A first-of-its-kind drug, termed larotrectinib, which targets TRK fusions has been demonstrated to be effective in 93% of pediatric patients tested. The drug is the first to be granted FDA breakthrough therapy designation for patients with a specific fusion of two genes in the cancer cell, no matter what cancer type.
TRK fusions occur in many types of cancer and whilst only small percentages occur in common adult cancers, this fusion occurs frequently in some rare pediatric cancers – such as infantile fibrosarcoma, cellular congenital mesoblastic nephroma and papillary thyroid cancer.
“Every patient with a TRK fusion-positive solid tumor treated on this study had their tumor shrink. The nearly universal response rate seen with larotrectinib is unprecedented”, explained lead author Ted Laetsch from the Harold C. Simmons Comprehensive Cancer Center (TX, USA).
Importantly, the selectivity of larotrectinib meant that it did not cause the severe side effects associated with many traditional cancer treatments and none of the patients with TRK fusions needed to quit the study because of a drug-induced side effect.
Additionally, the team demonstrated that the response was long-lasting for most patients. “For some of the targeted drugs in the past, many patients responded initially, but then resistance developed quickly. To date, the response to this drug seems to be durable in most patients,” explained Laetsch.

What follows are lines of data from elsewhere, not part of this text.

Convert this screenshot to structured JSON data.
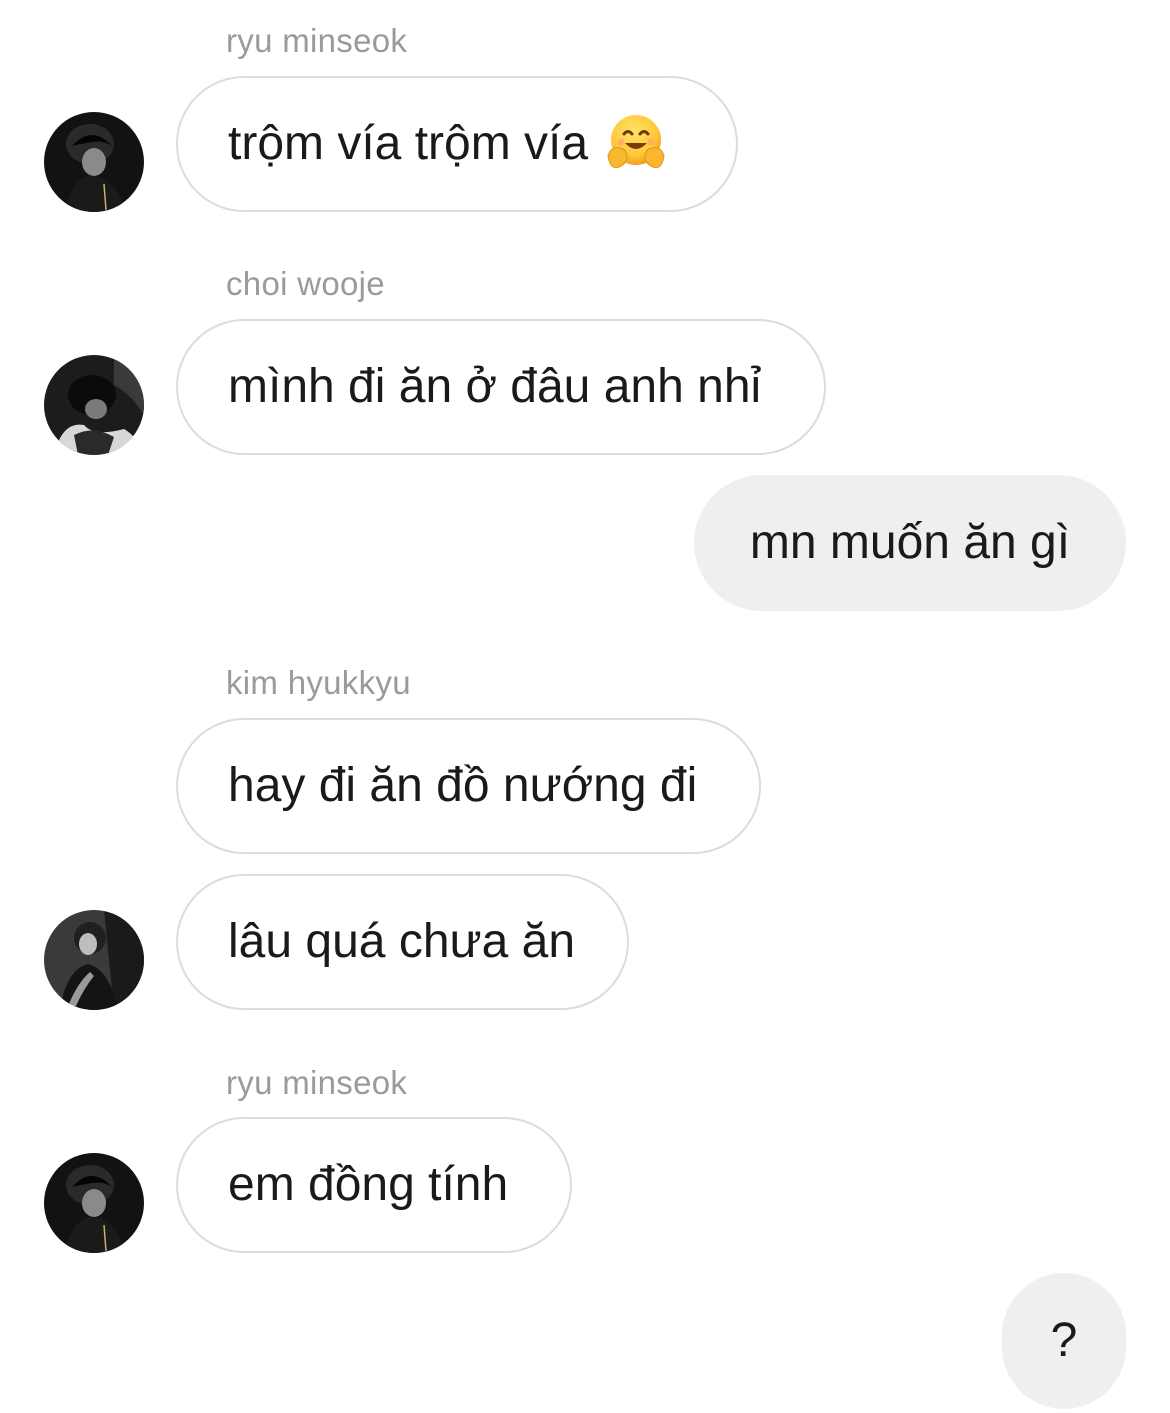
{
  "messages": [
    {
      "sender": "ryu minseok",
      "text": "trộm vía trộm vía",
      "emoji": "hugging-face-emoji"
    },
    {
      "sender": "choi wooje",
      "text": "mình đi ăn ở đâu anh nhỉ"
    },
    {
      "text": "mn muốn ăn gì"
    },
    {
      "sender": "kim hyukkyu",
      "text": "hay đi ăn đồ nướng đi"
    },
    {
      "text": "lâu quá chưa ăn"
    },
    {
      "sender": "ryu minseok",
      "text": "em đồng tính"
    },
    {
      "text": "?"
    }
  ],
  "colors": {
    "incoming_bubble_bg": "#ffffff",
    "incoming_bubble_border": "#dcdcdc",
    "outgoing_bubble_bg": "#efefef",
    "sender_name": "#9a9a9a",
    "message_text": "#1a1a1a"
  }
}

The next step in the research is a clinical trial involving a similar drug for those patients who developed resistance.